(Stored data entries)
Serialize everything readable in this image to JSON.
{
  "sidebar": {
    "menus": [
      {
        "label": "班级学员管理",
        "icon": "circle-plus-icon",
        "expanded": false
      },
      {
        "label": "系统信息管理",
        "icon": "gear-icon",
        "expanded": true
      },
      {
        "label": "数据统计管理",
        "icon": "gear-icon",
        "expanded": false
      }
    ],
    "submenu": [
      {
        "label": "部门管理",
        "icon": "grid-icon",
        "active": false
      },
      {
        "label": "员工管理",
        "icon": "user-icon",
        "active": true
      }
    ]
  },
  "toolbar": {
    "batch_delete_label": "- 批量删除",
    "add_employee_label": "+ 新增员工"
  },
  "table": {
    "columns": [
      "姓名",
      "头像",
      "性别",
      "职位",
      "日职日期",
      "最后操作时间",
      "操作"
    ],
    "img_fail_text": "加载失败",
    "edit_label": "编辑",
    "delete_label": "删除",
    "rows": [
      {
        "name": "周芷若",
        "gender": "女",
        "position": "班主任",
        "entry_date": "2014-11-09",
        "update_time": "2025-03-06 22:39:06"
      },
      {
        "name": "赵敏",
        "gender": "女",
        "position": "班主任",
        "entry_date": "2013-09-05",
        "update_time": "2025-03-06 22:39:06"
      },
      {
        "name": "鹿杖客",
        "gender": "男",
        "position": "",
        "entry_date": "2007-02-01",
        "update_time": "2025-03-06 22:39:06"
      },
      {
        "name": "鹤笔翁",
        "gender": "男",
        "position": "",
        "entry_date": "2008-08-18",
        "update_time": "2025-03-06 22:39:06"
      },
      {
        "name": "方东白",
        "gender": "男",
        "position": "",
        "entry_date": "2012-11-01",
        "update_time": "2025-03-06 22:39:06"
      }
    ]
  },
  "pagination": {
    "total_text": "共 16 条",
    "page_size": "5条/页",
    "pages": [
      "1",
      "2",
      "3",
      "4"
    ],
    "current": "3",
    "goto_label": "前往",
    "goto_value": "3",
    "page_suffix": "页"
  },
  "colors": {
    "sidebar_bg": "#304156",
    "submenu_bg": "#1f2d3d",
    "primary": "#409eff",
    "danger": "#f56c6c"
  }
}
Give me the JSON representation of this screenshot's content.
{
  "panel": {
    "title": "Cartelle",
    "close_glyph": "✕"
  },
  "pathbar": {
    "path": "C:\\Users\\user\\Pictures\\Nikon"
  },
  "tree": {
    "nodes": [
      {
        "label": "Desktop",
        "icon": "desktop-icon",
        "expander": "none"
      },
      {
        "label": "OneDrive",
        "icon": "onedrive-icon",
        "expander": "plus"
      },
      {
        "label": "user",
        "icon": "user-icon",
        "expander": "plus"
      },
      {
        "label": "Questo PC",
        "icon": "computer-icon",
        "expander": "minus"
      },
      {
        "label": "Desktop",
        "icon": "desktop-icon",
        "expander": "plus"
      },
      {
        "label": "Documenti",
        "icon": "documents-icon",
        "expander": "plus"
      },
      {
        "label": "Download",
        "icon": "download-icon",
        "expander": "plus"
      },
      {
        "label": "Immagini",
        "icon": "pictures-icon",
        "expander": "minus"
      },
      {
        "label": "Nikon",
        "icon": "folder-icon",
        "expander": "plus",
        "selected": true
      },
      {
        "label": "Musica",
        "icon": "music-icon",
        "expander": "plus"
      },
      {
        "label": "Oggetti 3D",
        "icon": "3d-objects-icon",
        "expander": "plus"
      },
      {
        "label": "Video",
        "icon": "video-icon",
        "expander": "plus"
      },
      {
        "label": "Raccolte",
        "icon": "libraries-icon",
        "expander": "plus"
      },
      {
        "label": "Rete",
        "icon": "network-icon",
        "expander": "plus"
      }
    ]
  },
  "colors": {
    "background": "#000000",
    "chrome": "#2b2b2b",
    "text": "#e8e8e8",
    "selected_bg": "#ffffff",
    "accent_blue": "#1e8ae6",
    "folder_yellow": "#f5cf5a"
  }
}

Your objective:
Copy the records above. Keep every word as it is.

Written solution:
Serialize everything readable in this image to JSON.
{
  "sidebar": {
    "menus": [
      {
        "label": "班级学员管理",
        "icon": "circle-plus-icon",
        "expanded": false
      },
      {
        "label": "系统信息管理",
        "icon": "gear-icon",
        "expanded": true
      },
      {
        "label": "数据统计管理",
        "icon": "gear-icon",
        "expanded": false
      }
    ],
    "submenu": [
      {
        "label": "部门管理",
        "icon": "grid-icon",
        "active": false
      },
      {
        "label": "员工管理",
        "icon": "user-icon",
        "active": true
      }
    ]
  },
  "toolbar": {
    "batch_delete_label": "- 批量删除",
    "add_employee_label": "+ 新增员工"
  },
  "table": {
    "columns": [
      "姓名",
      "头像",
      "性别",
      "职位",
      "日职日期",
      "最后操作时间",
      "操作"
    ],
    "img_fail_text": "加载失败",
    "edit_label": "编辑",
    "delete_label": "删除",
    "rows": [
      {
        "name": "周芷若",
        "gender": "女",
        "position": "班主任",
        "entry_date": "2014-11-09",
        "update_time": "2025-03-06 22:39:06"
      },
      {
        "name": "赵敏",
        "gender": "女",
        "position": "班主任",
        "entry_date": "2013-09-05",
        "update_time": "2025-03-06 22:39:06"
      },
      {
        "name": "鹿杖客",
        "gender": "男",
        "position": "",
        "entry_date": "2007-02-01",
        "update_time": "2025-03-06 22:39:06"
      },
      {
        "name": "鹤笔翁",
        "gender": "男",
        "position": "",
        "entry_date": "2008-08-18",
        "update_time": "2025-03-06 22:39:06"
      },
      {
        "name": "方东白",
        "gender": "男",
        "position": "",
        "entry_date": "2012-11-01",
        "update_time": "2025-03-06 22:39:06"
      }
    ]
  },
  "pagination": {
    "total_text": "共 16 条",
    "page_size": "5条/页",
    "pages": [
      "1",
      "2",
      "3",
      "4"
    ],
    "current": "3",
    "goto_label": "前往",
    "goto_value": "3",
    "page_suffix": "页"
  },
  "colors": {
    "sidebar_bg": "#304156",
    "submenu_bg": "#1f2d3d",
    "primary": "#409eff",
    "danger": "#f56c6c"
  }
}
Give me the JSON representation of this screenshot's content.
{
  "panel": {
    "title": "Cartelle",
    "close_glyph": "✕"
  },
  "pathbar": {
    "path": "C:\\Users\\user\\Pictures\\Nikon"
  },
  "tree": {
    "nodes": [
      {
        "label": "Desktop",
        "icon": "desktop-icon",
        "expander": "none"
      },
      {
        "label": "OneDrive",
        "icon": "onedrive-icon",
        "expander": "plus"
      },
      {
        "label": "user",
        "icon": "user-icon",
        "expander": "plus"
      },
      {
        "label": "Questo PC",
        "icon": "computer-icon",
        "expander": "minus"
      },
      {
        "label": "Desktop",
        "icon": "desktop-icon",
        "expander": "plus"
      },
      {
        "label": "Documenti",
        "icon": "documents-icon",
        "expander": "plus"
      },
      {
        "label": "Download",
        "icon": "download-icon",
        "expander": "plus"
      },
      {
        "label": "Immagini",
        "icon": "pictures-icon",
        "expander": "minus"
      },
      {
        "label": "Nikon",
        "icon": "folder-icon",
        "expander": "plus",
        "selected": true
      },
      {
        "label": "Musica",
        "icon": "music-icon",
        "expander": "plus"
      },
      {
        "label": "Oggetti 3D",
        "icon": "3d-objects-icon",
        "expander": "plus"
      },
      {
        "label": "Video",
        "icon": "video-icon",
        "expander": "plus"
      },
      {
        "label": "Raccolte",
        "icon": "libraries-icon",
        "expander": "plus"
      },
      {
        "label": "Rete",
        "icon": "network-icon",
        "expander": "plus"
      }
    ]
  },
  "colors": {
    "background": "#000000",
    "chrome": "#2b2b2b",
    "text": "#e8e8e8",
    "selected_bg": "#ffffff",
    "accent_blue": "#1e8ae6",
    "folder_yellow": "#f5cf5a"
  }
}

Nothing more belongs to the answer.